because signals must transition across voltage domains, levels shifters should be used to ensure that both net transition and net delays are
accurately calculated.

For power domains which share the same operating voltage but some of them may be shut-off, an isolation cell is required on power domain
interface. The reason for this is that cells connected to power-off blocks, their inputs become floating which may cause high leakage power.
Therefore, isolation cells are necessary to isolate floating inputs. The isolation is performed by setting a default logic value on the output
depends on the state of a dedicated control pin. Usually 2 types of isolation cells are provided by the library vendor: clamp0 and clamp1,
which differs by the default value, set in isolation state. Desired cell type is chosen according to the functionality on the receiver side.

Blocks operate at different voltage levels, and some of them can also be turned off, requires both isolation and level-shifting functions at the
power domain interface. To simplify implementation, library vendors usually supply a single cell called the enable-level shifter, which is
basically a level-shifter that includes an enable signal.

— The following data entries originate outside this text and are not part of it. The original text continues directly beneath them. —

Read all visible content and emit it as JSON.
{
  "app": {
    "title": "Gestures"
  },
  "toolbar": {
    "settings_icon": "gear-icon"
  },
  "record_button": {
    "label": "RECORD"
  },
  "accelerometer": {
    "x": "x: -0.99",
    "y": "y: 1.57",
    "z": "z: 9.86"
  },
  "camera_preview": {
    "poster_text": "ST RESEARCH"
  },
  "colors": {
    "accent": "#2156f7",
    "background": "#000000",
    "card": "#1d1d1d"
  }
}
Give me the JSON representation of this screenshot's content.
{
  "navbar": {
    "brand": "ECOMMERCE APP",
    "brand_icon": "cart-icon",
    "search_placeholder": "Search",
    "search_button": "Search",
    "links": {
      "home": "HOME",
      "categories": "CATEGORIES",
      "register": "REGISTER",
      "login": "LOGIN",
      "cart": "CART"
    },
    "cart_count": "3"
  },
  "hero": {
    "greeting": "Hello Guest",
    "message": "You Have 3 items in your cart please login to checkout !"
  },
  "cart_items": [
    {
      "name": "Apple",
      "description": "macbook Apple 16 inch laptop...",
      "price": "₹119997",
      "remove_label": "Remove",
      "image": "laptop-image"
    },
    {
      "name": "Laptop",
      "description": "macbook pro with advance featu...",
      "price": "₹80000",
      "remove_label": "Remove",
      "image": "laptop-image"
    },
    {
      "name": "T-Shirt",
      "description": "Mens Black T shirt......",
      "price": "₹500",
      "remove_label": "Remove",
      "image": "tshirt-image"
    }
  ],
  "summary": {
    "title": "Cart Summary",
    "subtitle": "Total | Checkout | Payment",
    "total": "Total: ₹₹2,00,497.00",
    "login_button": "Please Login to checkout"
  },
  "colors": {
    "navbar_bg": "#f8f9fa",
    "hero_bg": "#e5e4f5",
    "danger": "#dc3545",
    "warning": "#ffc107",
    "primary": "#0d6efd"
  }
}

The recommendation is to place Enable Level Shifters on all outputs of such blocks. Both Isolation cells and Enable Level Shifters are placed
on the Always-on area. Figure 2 illustrates Low-Power cells usage between various types of power domains.

Figure 2. Low power cells usage

Power Switch Count:

In order to ensure correct operation under functional mode, we need to make sure no I/R drop is within cell characterization range (usually
10% of Nominal voltage). Since Power switches are in linear state when they are turned ON, they act like a resistor which drops the Voltage
based on its resistance, as described in figure 3.

Figure 3. IR Drop through Power Switch

Minimal number of power switches can be determined from the following data:

DC I/V curve (Transistors are in linear state)

IR drop limit for the switches
Domain power consumption

One can use the following formula to derive the minimum number of switches
required for a

design when the above data is given as input.

Additional optimization can be made for leakage/Performance trade-off. While

large number of

switches increases total leakage & area, insufficient number of switches

increase IR drop and

degrades performance.